Wednesday, April 25, 2012

My Five Favorite Swiss Army Knives

There is a lot to like about Swiss Army knives, and for decades I have carried some variation. Here are my favorites.

 by Leon Pantenburg While I wouldn't recommend a Swiss Army knife as the only choice for a survival knife, there are sound reasons for including one in your short list of survival tools.  
Convenience: If a survival tool is convenient and easy to carry, it will get taken along. The best survival tool in the world is useless unless it's available when needed.  

The Classic
It's Handy: My tiny Classic model is so small as to be completely unobtrusive. But it has a small knife blade, and several tools such as a tweezers, scissors and nail file I wouldn't want to be without. There are also all sorts of options, such as LED lights, flash drives and ink pens to make your knife choice perfect for what you need.  
Low Price: You can spend a lot on a Swiss Army knife, but IMO, you'll end up with a bunch of unnecessary options. Decide what your knife needs are, and you can find the correct combination.  
Quality: For a reasonably-priced knife, the Swiss Army has good stainless steel blades, and well-made hinges. Chances are you'll never wear one out. If you do, the knife has a lifetime guarantee, and you'll get a no-questions-asked replacement.

 Classic: This is the smallest model, and it fits on a keychain very nicely. I was given my first Classic as a performance award at the company I worked for, and initially wondered what good it would be. Later, I wondered how I ever got along without it. (To read my review of the Classic, click here.)
The Classic has the one-and-one-half inch blade that is adequate for most everyday tasks, such as cutting string or opening mail. This lets you save your other, bigger blades for more important work. The tweezers are excellent, and the nail file will be used more than you can imagine. I usually grind the tip of the nail file to fit my glasses hinge screw, which gives you another incredibly useful tool. All my survival kits include a Classic.  
Tinker: A Tinker and a Classic are part of my wardrobe.
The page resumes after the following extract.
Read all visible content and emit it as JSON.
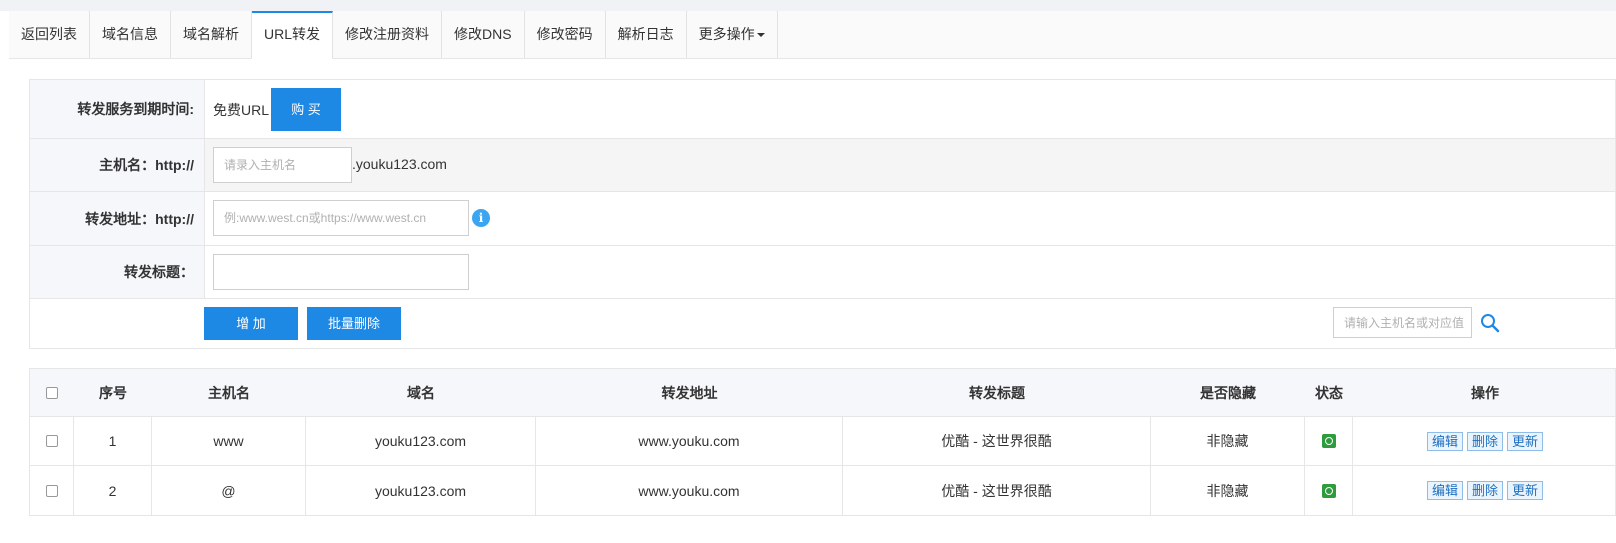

Unless I'm going to a courtroom or some other restricted area, I have this duo with me. My current Tinker was given to me by the late Jim Grenfell, who carried my particular knife for years. The slim, two-layer width makes it comfortable to carry in a pocket. My son also carries a Tinker every day. The basic Tinker generally retails for under $20, and is an incredibly useful combination, with everything you'll typically need and nothing you don't. (Here is a great deal on a Tinker/Classic combo.)  
The Hunter
Deluxe Tinker: I bought this knife years ago as a backpacking knife, thinking I would use the scissors and pliers frequently. This knife went along on a nine-day Boundary Waters canoe trip, and it did everything I needed a knife to do.
 In several instances, the pliers were used to remove hooks from sharp toothed fish. The scissors is also useful for such things as cutting moleskin or duct tape, and this model is a good choice for a backpacker. What I don't like about the Deluxe Tinker the four-layer width, which makes it somewhat bulky. It is not comfortable to carry in a pocket (for me), so mine generally rides in a belt pouch. This is a great all-around knife for most outdoor activities.
 Hunter: My wife bought the first Hunter model in the family prior to a canoe trip in the Boundary Waters. Except for the corkscrew, I like the knife very much. It has a large, 3-1/4- inch locking drop point blade, which makes it a viable tool for field dressing big game animals. It also has a superb saw, which is quite capable of cutting through a whitetail deer pelvis or femur.
Several years ago, I flew to Mississippi for a deer/small game hunt. Since baggage space was limited, I took my Cold Steel SRK for deer, and the Swiss Army Huntsman for small game. Both did their jobs very well. My only change would be to replace the corkscrew with a Phillips head screwdriver. My wife, on the other hand, has a somewhat different philosophy about outdoor camping and cuisine and would never give up her corkscrew!  

Workchamp: I have never owned one of these, and questioned the need for owning something with all those do-dads. But that was before I interviewed a member of the Idaho National Guard after his deployment to Desert Storm in 1990. The soldier's brother handed him a Workchamp as he was boarding the plane for Kuwait.
The soldier attached the knife to a lanyard on his belt, and his whole squad used it constantly for a multitude of tasks. The pliers were in great demand, according to the guardsman, for removing cans of boiling water from their tiny backpacking stove.
The Workchamp showed some wear, but the lanyard and belt pouch kept it from getting lost or disappearing. Most, if not all, of the tools were used regularly, the soldier told me, because they were moving constantly, and didn't have the room or space to carry much else beside food, weapons and water. Today, that knife is undoubtedly a cherished family heirloom.
That is what most people find out about their Swiss Army knives. It is quite possible to bond with your Swiss Army knife, especially after a history of faithful service.
That's what I find with my Tinker. Jim Grenfell used it for years, it was passed on to me, and unless I lose it, that knife will be passed on again. Until then, I'm sure Jim's Tinker will continue to serve me well!

Sign up for our Email Newsletter

No comments:

Post a Comment